earth circuitAnd when the sun sinks, the earth's skin crawls:earth circuit3 years ago in Free Verse More Like This
I wonder if this awkward creature would notice me the way I notice him.
He's so tragic at his throne
I stare after him longingly.
He never realizes that I'm the one
Who forever basks in his brilliant beams.
If only he knew how much brighter he could burn
He'd light up the universe.
I heard him speak of thirst, once.
The quenching lust of the stars had run dry.
So that night, I brought along a jar of acid.
(And how it gleamed in his glow).
I handed it to him, wrapped in taffeta ribbons,
I wish curdling joy
On my gurgling boy
I love his eyes, now
Clouded white like milk from a poisoned tree
And his throat,
Swollen and clotted
And his lips blue as the
I try to get him to laugh but
His body is stuck and
Empty GardensIt was a wine-petaled pansyEmpty Gardens3 years ago in Free Verse More Like This
that my mother pruned from the garden box;
it reminded me
that I had blossomed late and wilted.
At fourteen I created pansy petals of my own,
waking up with hot-fisted cramps
and the proof I was a woman.
I was not a rose, perennial,
as I went from blooming monthly
to not at all.
I would rather spend a day
curled up like the fetus I may never carry
than flat on my back wondering
why God allowed worse women than me
to bear children.
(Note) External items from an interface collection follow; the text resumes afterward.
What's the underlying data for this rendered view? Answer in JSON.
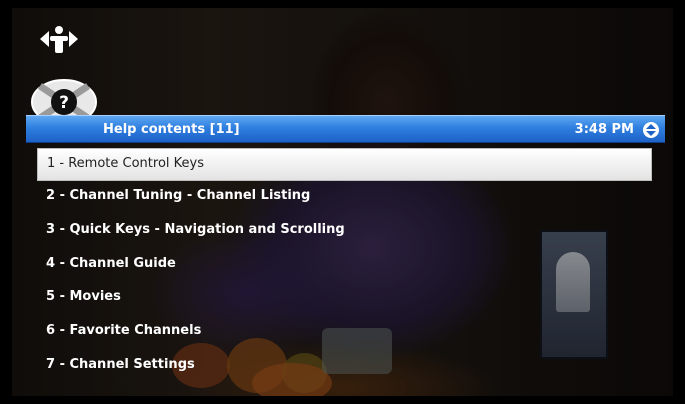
{
  "header": {
    "title": "Help contents [11]",
    "time": "3:48 PM"
  },
  "icons": {
    "top": "navigation-info-icon",
    "help": "help-question-icon",
    "scroll": "up-down-arrows-icon"
  },
  "menu": {
    "items": [
      {
        "label": "1 - Remote Control Keys",
        "selected": true
      },
      {
        "label": "2 - Channel Tuning - Channel Listing"
      },
      {
        "label": "3 - Quick Keys - Navigation and Scrolling"
      },
      {
        "label": "4 - Channel Guide"
      },
      {
        "label": "5 - Movies"
      },
      {
        "label": "6 - Favorite Channels"
      },
      {
        "label": "7 - Channel Settings"
      }
    ]
  },
  "colors": {
    "title_bar": "#2f7fe0",
    "selected_row": "#ffffff",
    "text": "#ffffff"
  }
}
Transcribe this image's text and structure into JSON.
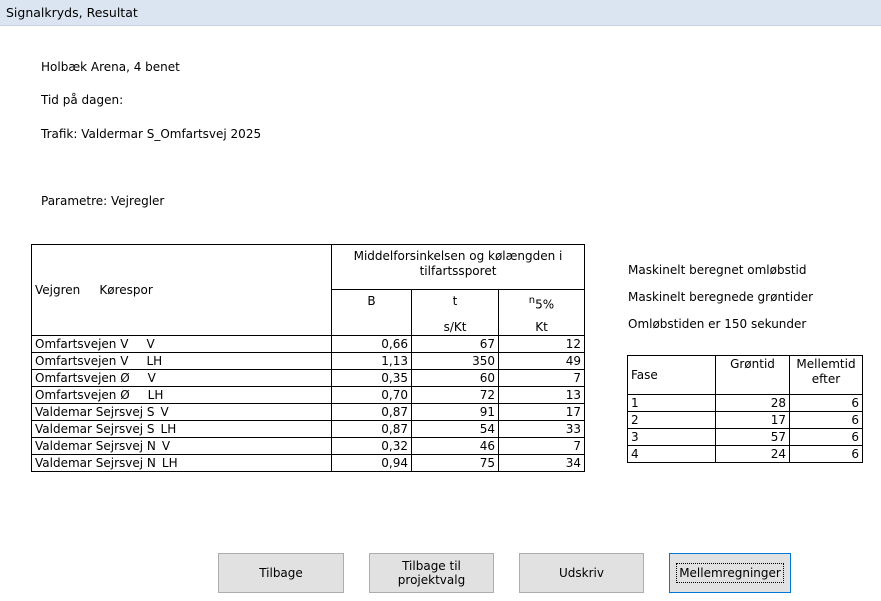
{
  "window": {
    "title": "Signalkryds, Resultat"
  },
  "info": {
    "location": "Holbæk Arena, 4 benet",
    "time_of_day": "Tid på dagen:",
    "traffic": "Trafik: Valdermar S_Omfartsvej 2025",
    "parameters": "Parametre: Vejregler"
  },
  "table": {
    "header_group": "Middelforsinkelsen og kølængden i tilfartssporet",
    "col_vejgren": "Vejgren",
    "col_korespor": "Kørespor",
    "col_b": "B",
    "col_t": "t",
    "col_n": "n",
    "col_n_sub": "5%",
    "unit_t": "s/Kt",
    "unit_n": "Kt",
    "rows": [
      {
        "vejgren": "Omfartsvejen V",
        "spor": "V",
        "b": "0,66",
        "t": "67",
        "n": "12"
      },
      {
        "vejgren": "Omfartsvejen V",
        "spor": "LH",
        "b": "1,13",
        "t": "350",
        "n": "49"
      },
      {
        "vejgren": "Omfartsvejen Ø",
        "spor": "V",
        "b": "0,35",
        "t": "60",
        "n": "7"
      },
      {
        "vejgren": "Omfartsvejen Ø",
        "spor": "LH",
        "b": "0,70",
        "t": "72",
        "n": "13"
      },
      {
        "vejgren": "Valdemar Sejrsvej S",
        "spor": "V",
        "b": "0,87",
        "t": "91",
        "n": "17"
      },
      {
        "vejgren": "Valdemar Sejrsvej S",
        "spor": "LH",
        "b": "0,87",
        "t": "54",
        "n": "33"
      },
      {
        "vejgren": "Valdemar Sejrsvej N",
        "spor": "V",
        "b": "0,32",
        "t": "46",
        "n": "7"
      },
      {
        "vejgren": "Valdemar Sejrsvej N",
        "spor": "LH",
        "b": "0,94",
        "t": "75",
        "n": "34"
      }
    ]
  },
  "side_info": {
    "line1": "Maskinelt beregnet omløbstid",
    "line2": "Maskinelt beregnede grøntider",
    "line3": "Omløbstiden er 150 sekunder"
  },
  "fase_table": {
    "col_fase": "Fase",
    "col_gron": "Grøntid",
    "col_mellem": "Mellemtid efter",
    "rows": [
      {
        "fase": "1",
        "gron": "28",
        "mellem": "6"
      },
      {
        "fase": "2",
        "gron": "17",
        "mellem": "6"
      },
      {
        "fase": "3",
        "gron": "57",
        "mellem": "6"
      },
      {
        "fase": "4",
        "gron": "24",
        "mellem": "6"
      }
    ]
  },
  "buttons": {
    "back": "Tilbage",
    "back_project": "Tilbage til projektvalg",
    "print": "Udskriv",
    "intermediate": "Mellemregninger"
  }
}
PlowIt's finally snowing again,Plow4 years ago in Free Verse More Like This
blankets of peace falling
with a freshness that lacks innocence.
Nearly forgotten, they're here as expected,
clearing the streets,
trying to push aside all the worry
that makes things unsafe, but
the steel mouth askew grates against my heart;
its thick bass scrape pushing more than piles of white aside,
it pushes my blood aside too,
piling it up in the corner of this pumping vessel that falters,
ice-caked and bitten, stiffened,
and keeps faltering,
until the air is silent
and the street no longer shivers in torture.
The only evidence is the blanket of white
that keeps falling,
like fluffy stuffing that's been yanked out.
All is silent,
except the fond memories that peel away
from my heart in little shreds,
and the plows, scraping fresh wounds again.
Copyright © 2012 Jen Fowler
All Rights Reserved